Sunday, June 4, 2017
Remembrance of Things Past, part deux
An email blast from Amazon Prime this morning announced that this week marks the 50th anniversary of the original Sergeant Pepper's Lonely Hearts Club Band album release. Fifty Years!
Our upstairs neighbors in the Victorian 4-plex on Octavia Street in San Francisco got the album first. They ran downstairs excitedly, announcing "Come on, man, you've got to hear this!" We went up and they sat me down in a chair and put stereo earphones on me, started the phonograph and my life was changed forever. It utterly blew me away. The three-dimensional sound, the complex harmonies, the stories the songs told, I was transfixed. We bought the album. Twenty-five years later, I bought the 25th anniversary remaster. Now, this one. I didn't buy it -- times have changed. I streamed the whole thing start to finish on Amazon Prime Music on my iPhone. No earphones. Not quite the same sound quality or surprise, but a beloved old friend touching my heart and soul, none the less. It conjured up a lot of past experiences, psychedelic and otherwise, and took me immediately back to being in my 20s again and experiencing life with new eyes.
Lucy in the Sky conjured up my experiences on acid and how the world looked to me back then. It was an experience of the holy. Simple things made beautiful. I remembered the flowers "that grew so incredibly high" in Lucy in the Sky with Diamonds as the street lights that I saw as gigantic kaleidoscopic flowers on tall stalks. I knew they were just street lights, but my transformed acid vision of them was spectacular. I told Laura (who has never tried any drugs) it was like seeing life through a beautiful prism. Then I thought about it some more and it seemed more like seeing through the prism of God's eyes, everything brand new and holy and blessed and beautiful. Too bad we can't always see that way, without chemical intervention. Well, we can see that way on some level, if we choose to. I can still throw my vision slightly out of focus and see those street light flowers. Maybe that's a good thing to do from time to time -- throw our vision out of focus for a minute and get a new perspective on the world around us.
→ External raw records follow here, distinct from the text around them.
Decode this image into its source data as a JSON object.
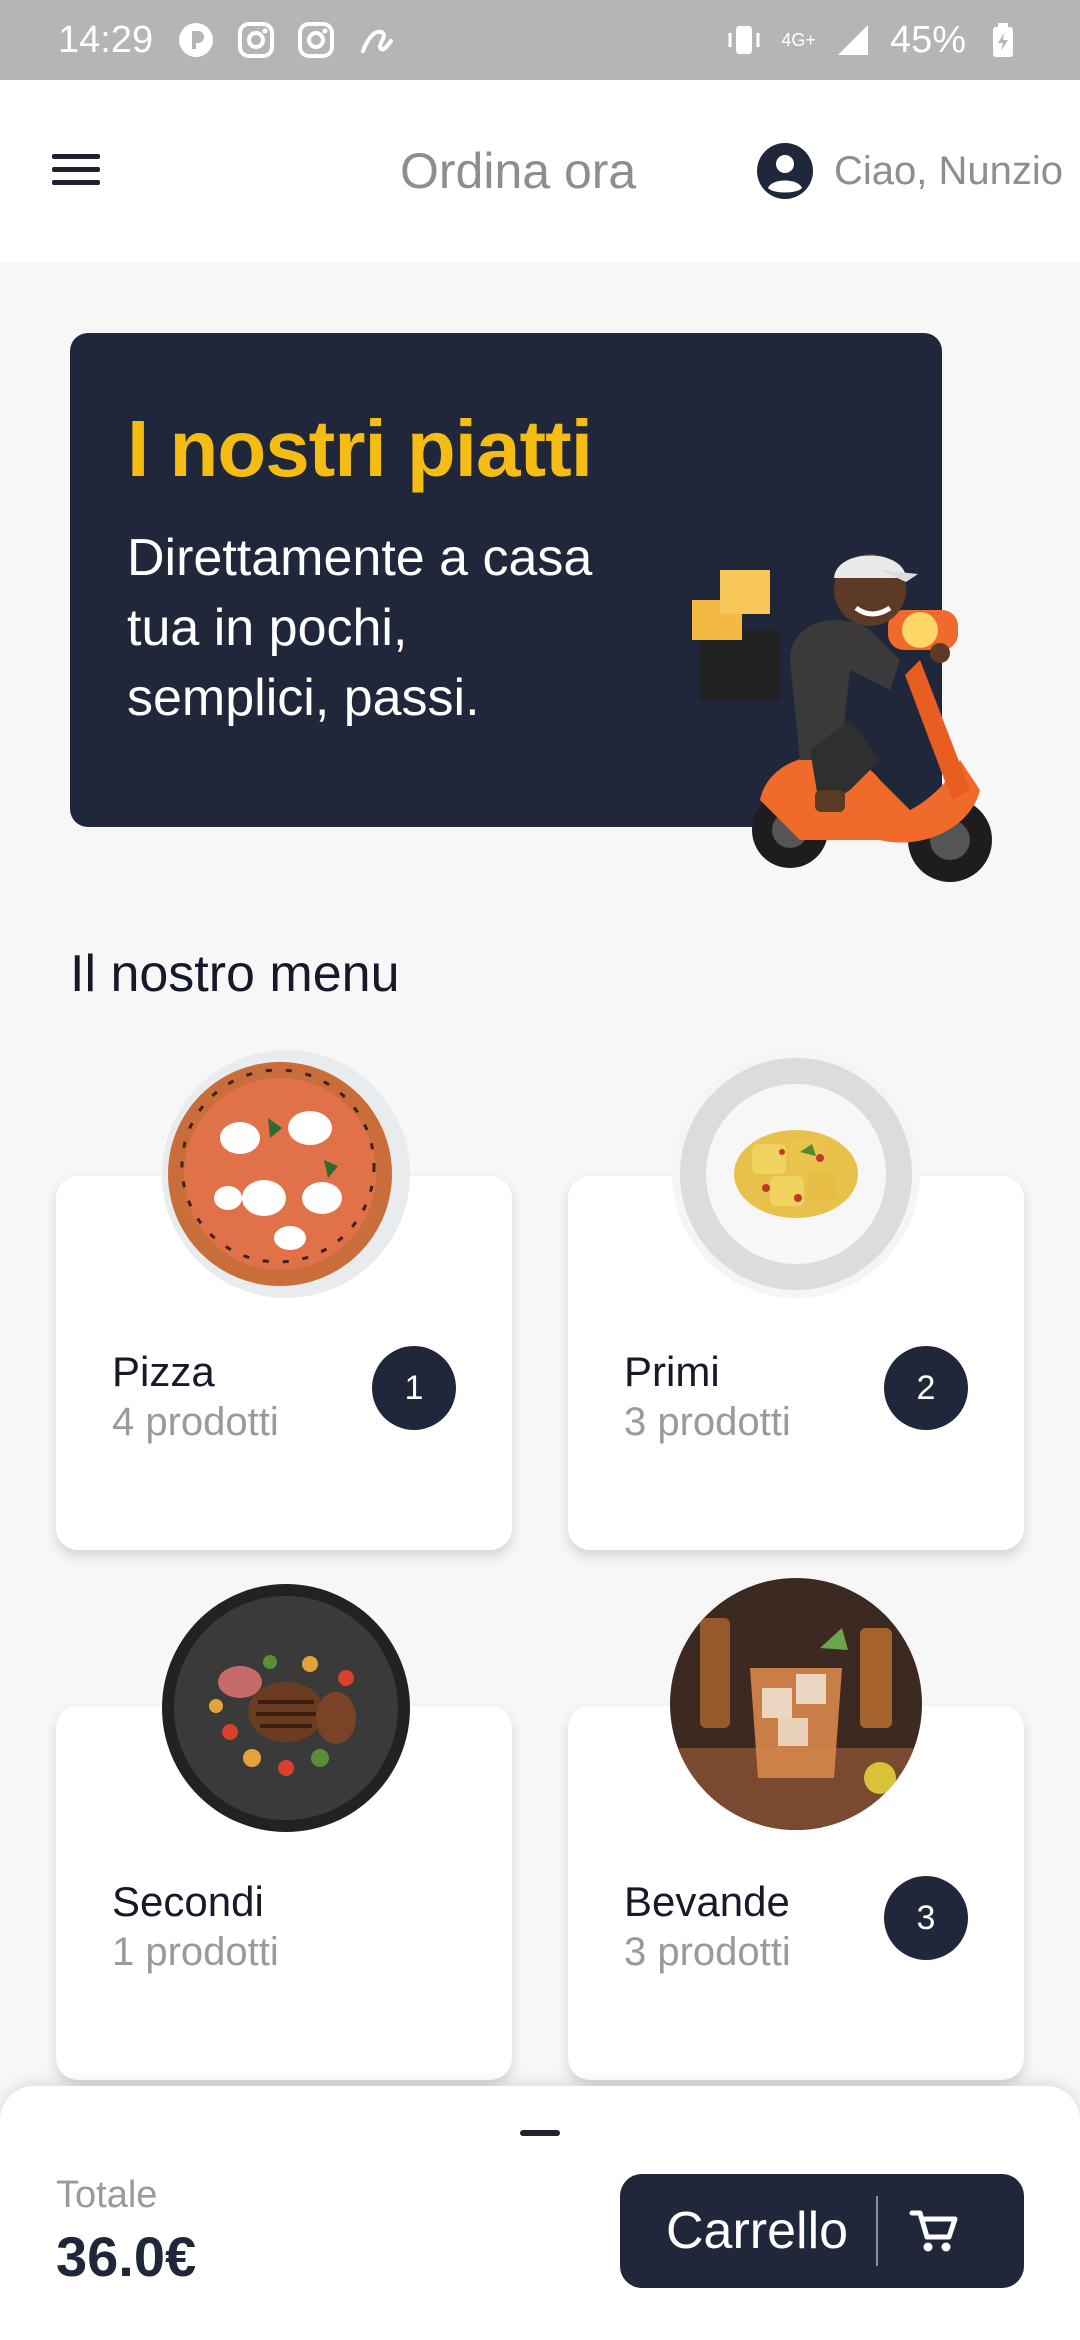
{
  "status_bar": {
    "time": "14:29",
    "network": "4G+",
    "battery": "45%"
  },
  "app_bar": {
    "title": "Ordina ora",
    "greeting": "Ciao, Nunzio"
  },
  "banner": {
    "title": "I nostri piatti",
    "subtitle": "Direttamente a casa tua in pochi, semplici, passi."
  },
  "menu": {
    "section_title": "Il nostro menu",
    "categories": [
      {
        "name": "Pizza",
        "count": "4 prodotti",
        "badge": "1"
      },
      {
        "name": "Primi",
        "count": "3 prodotti",
        "badge": "2"
      },
      {
        "name": "Secondi",
        "count": "1 prodotti",
        "badge": ""
      },
      {
        "name": "Bevande",
        "count": "3 prodotti",
        "badge": "3"
      }
    ]
  },
  "cart": {
    "total_label": "Totale",
    "total_value": "36.0€",
    "button_label": "Carrello"
  },
  "colors": {
    "accent": "#f5bd13",
    "dark": "#20273a",
    "status_bar": "#b5b5b5"
  }
}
I remember Leonard Bernstein did a TV show on the Beatles, examining how they had adapted ancient sound patterns, modal music, to get particular effects. I had not thought about the composition of those songs before that and ever since I have had a lot of respect for what they accomplished, beyond just the pleasure of hearing the music. They represent something very rare -- they are originals. They composed and performed music like no other rock band had done before, and they were unique, original people as well. They truly were originals. Most artists and musicians are vaguely derivative of other artists and musicians, but the Beatles brought us something entirely new.
They gave us fun. We did enjoy the show. And in the process, they taught us compassion, spirituality, love. They did it with guitars and sitars and tablas and drums, with lyrics and poetry and stories to catch our imagination. We saw the celebrated Mr. Kite tumbling in the air on his trampoline, leaping though a barrel of fire. We felt for the family and the girl herself who was leaving home. We saw the news today -- oh, boy! And those stories and songs are still good, and still going, fifty years later. Good Morning! Good Morning! Good Morning!